In the listing below, how many lines contain the string "records"? Reply with the number alone.
(Source material)
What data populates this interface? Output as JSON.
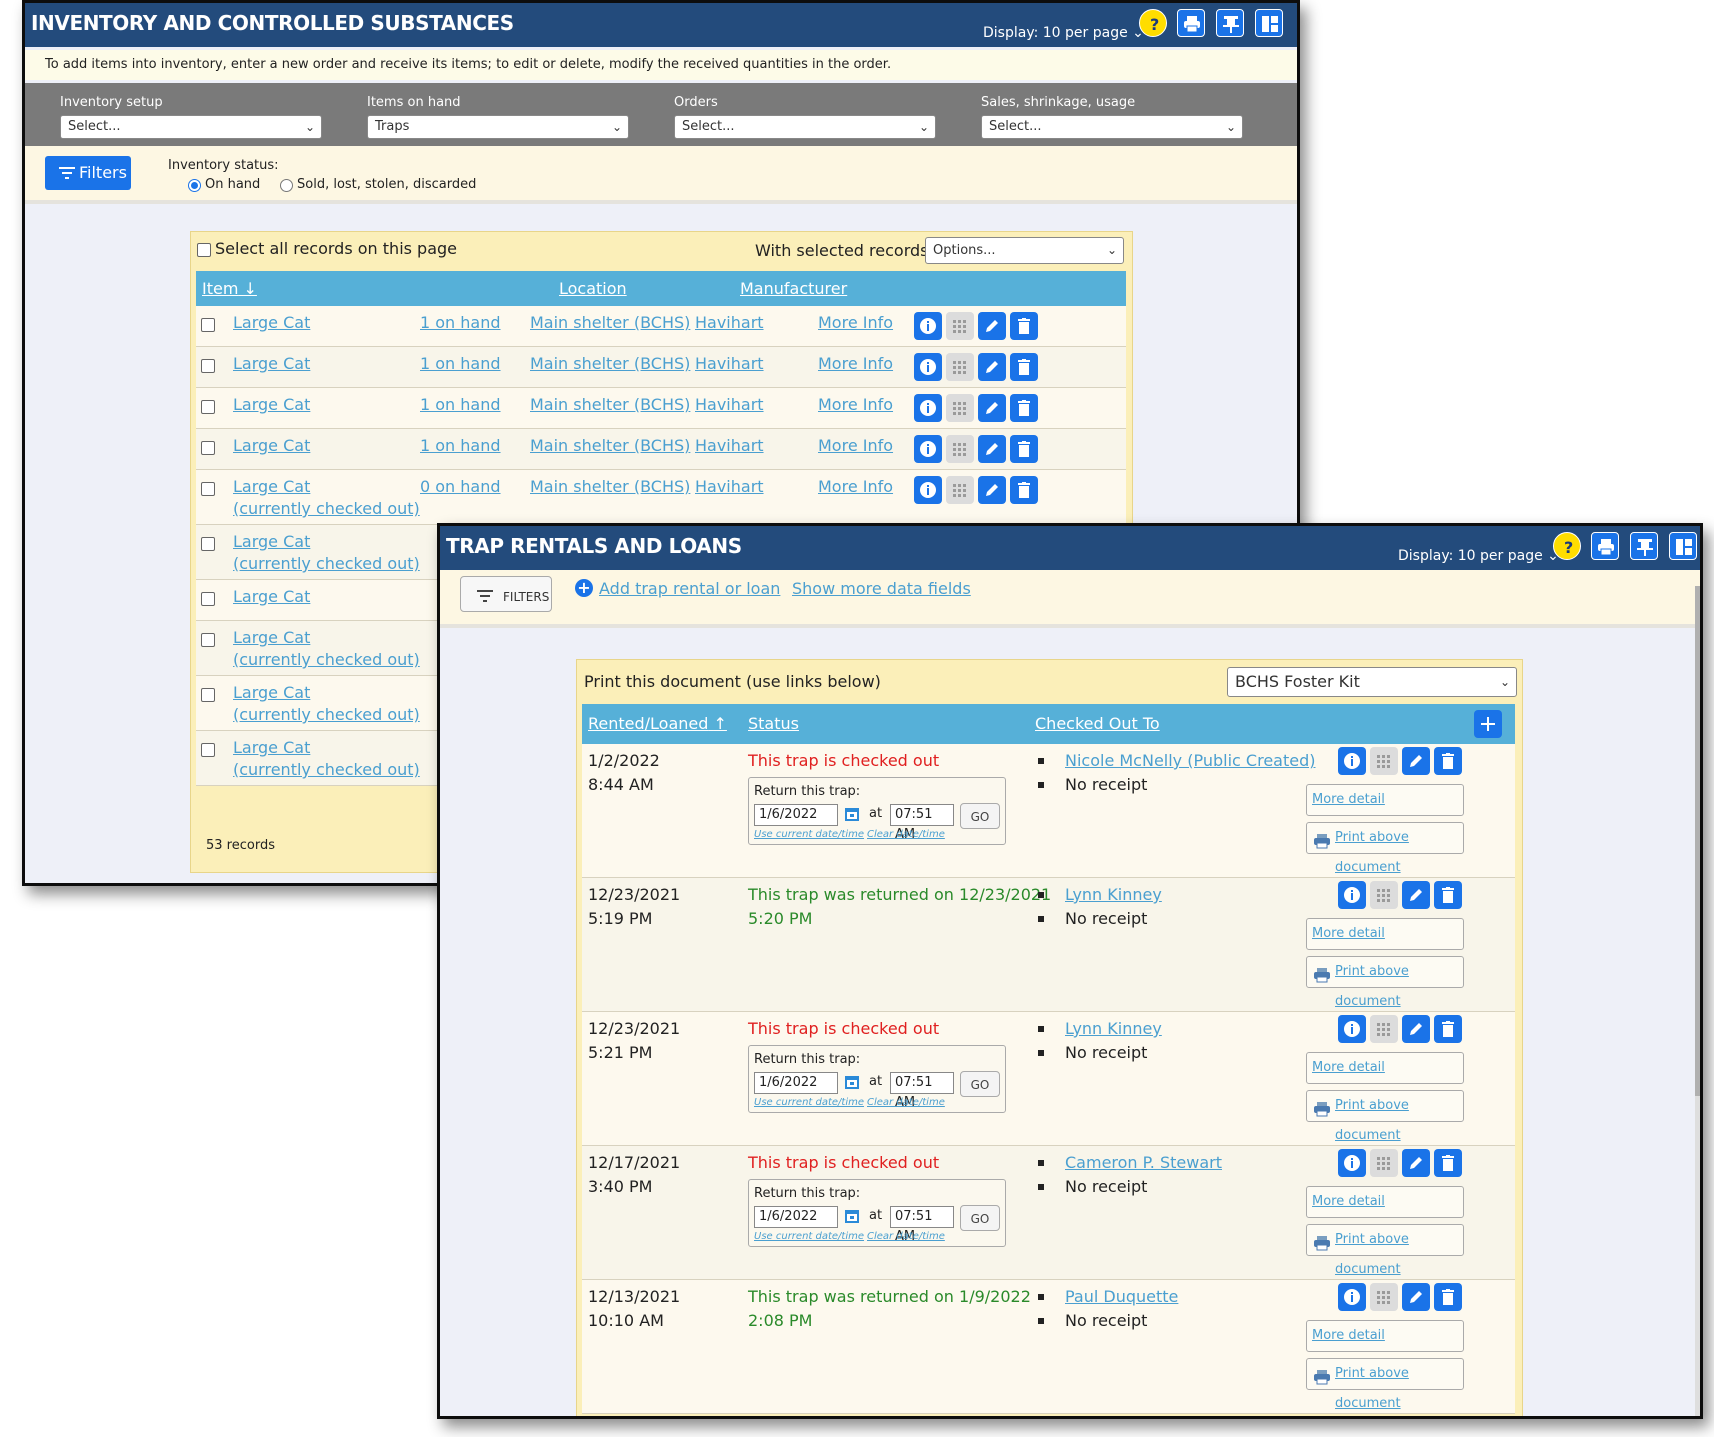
{
  "inventory": {
    "title": "INVENTORY AND CONTROLLED SUBSTANCES",
    "display": "Display: 10 per page",
    "notice": "To add items into inventory, enter a new order and receive its items; to edit or delete, modify the received quantities in the order.",
    "dropdowns": [
      {
        "label": "Inventory setup",
        "value": "Select..."
      },
      {
        "label": "Items on hand",
        "value": "Traps"
      },
      {
        "label": "Orders",
        "value": "Select..."
      },
      {
        "label": "Sales, shrinkage, usage",
        "value": "Select..."
      }
    ],
    "filters_label": "Filters",
    "status_label": "Inventory status:",
    "status_options": [
      "On hand",
      "Sold, lost, stolen, discarded"
    ],
    "select_all": "Select all records on this page",
    "with_selected": "With selected records:",
    "options_value": "Options...",
    "columns": {
      "item": "Item",
      "location": "Location",
      "manufacturer": "Manufacturer"
    },
    "rows": [
      {
        "item": "Large Cat",
        "sub": "",
        "qty": "1 on hand",
        "location": "Main shelter (BCHS)",
        "manufacturer": "Havihart",
        "more": "More Info"
      },
      {
        "item": "Large Cat",
        "sub": "",
        "qty": "1 on hand",
        "location": "Main shelter (BCHS)",
        "manufacturer": "Havihart",
        "more": "More Info"
      },
      {
        "item": "Large Cat",
        "sub": "",
        "qty": "1 on hand",
        "location": "Main shelter (BCHS)",
        "manufacturer": "Havihart",
        "more": "More Info"
      },
      {
        "item": "Large Cat",
        "sub": "",
        "qty": "1 on hand",
        "location": "Main shelter (BCHS)",
        "manufacturer": "Havihart",
        "more": "More Info"
      },
      {
        "item": "Large Cat",
        "sub": "(currently checked out)",
        "qty": "0 on hand",
        "location": "Main shelter (BCHS)",
        "manufacturer": "Havihart",
        "more": "More Info"
      },
      {
        "item": "Large Cat",
        "sub": "(currently checked out)"
      },
      {
        "item": "Large Cat",
        "sub": ""
      },
      {
        "item": "Large Cat",
        "sub": "(currently checked out)"
      },
      {
        "item": "Large Cat",
        "sub": "(currently checked out)"
      },
      {
        "item": "Large Cat",
        "sub": "(currently checked out)"
      }
    ],
    "record_count": "53 records"
  },
  "trap": {
    "title": "TRAP RENTALS AND LOANS",
    "display": "Display: 10 per page",
    "filters_label": "FILTERS",
    "add_link": "Add trap rental or loan",
    "more_fields": "Show more data fields",
    "print_label": "Print this document (use links below)",
    "print_doc": "BCHS Foster Kit",
    "columns": {
      "rented": "Rented/Loaned",
      "status": "Status",
      "checked_out_to": "Checked Out To"
    },
    "return_label": "Return this trap:",
    "at_label": "at",
    "go_label": "GO",
    "use_current": "Use current date/time",
    "clear": "Clear date/time",
    "more_detail": "More detail",
    "print_above": "Print above document",
    "rows": [
      {
        "date": "1/2/2022",
        "time": "8:44 AM",
        "status1": "This trap is checked out",
        "status2": "",
        "checked_out": true,
        "return_date": "1/6/2022",
        "return_time": "07:51 AM",
        "person": "Nicole McNelly (Public Created)",
        "receipt": "No receipt"
      },
      {
        "date": "12/23/2021",
        "time": "5:19 PM",
        "status1": "This trap was returned on 12/23/2021",
        "status2": "5:20 PM",
        "checked_out": false,
        "return_date": "",
        "return_time": "",
        "person": "Lynn Kinney",
        "receipt": "No receipt"
      },
      {
        "date": "12/23/2021",
        "time": "5:21 PM",
        "status1": "This trap is checked out",
        "status2": "",
        "checked_out": true,
        "return_date": "1/6/2022",
        "return_time": "07:51 AM",
        "person": "Lynn Kinney",
        "receipt": "No receipt"
      },
      {
        "date": "12/17/2021",
        "time": "3:40 PM",
        "status1": "This trap is checked out",
        "status2": "",
        "checked_out": true,
        "return_date": "1/6/2022",
        "return_time": "07:51 AM",
        "person": "Cameron P. Stewart",
        "receipt": "No receipt"
      },
      {
        "date": "12/13/2021",
        "time": "10:10 AM",
        "status1": "This trap was returned on 1/9/2022",
        "status2": "2:08 PM",
        "checked_out": false,
        "return_date": "",
        "return_time": "",
        "person": "Paul Duquette",
        "receipt": "No receipt"
      }
    ]
  },
  "colors": {
    "header": "#234b7c",
    "accent": "#1a73e8",
    "table_head": "#56b0d8",
    "panel": "#fbefb9",
    "red": "#e02020",
    "green": "#2a8a2a",
    "link": "#4a9fd0"
  }
}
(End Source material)
» **Response to this task**
3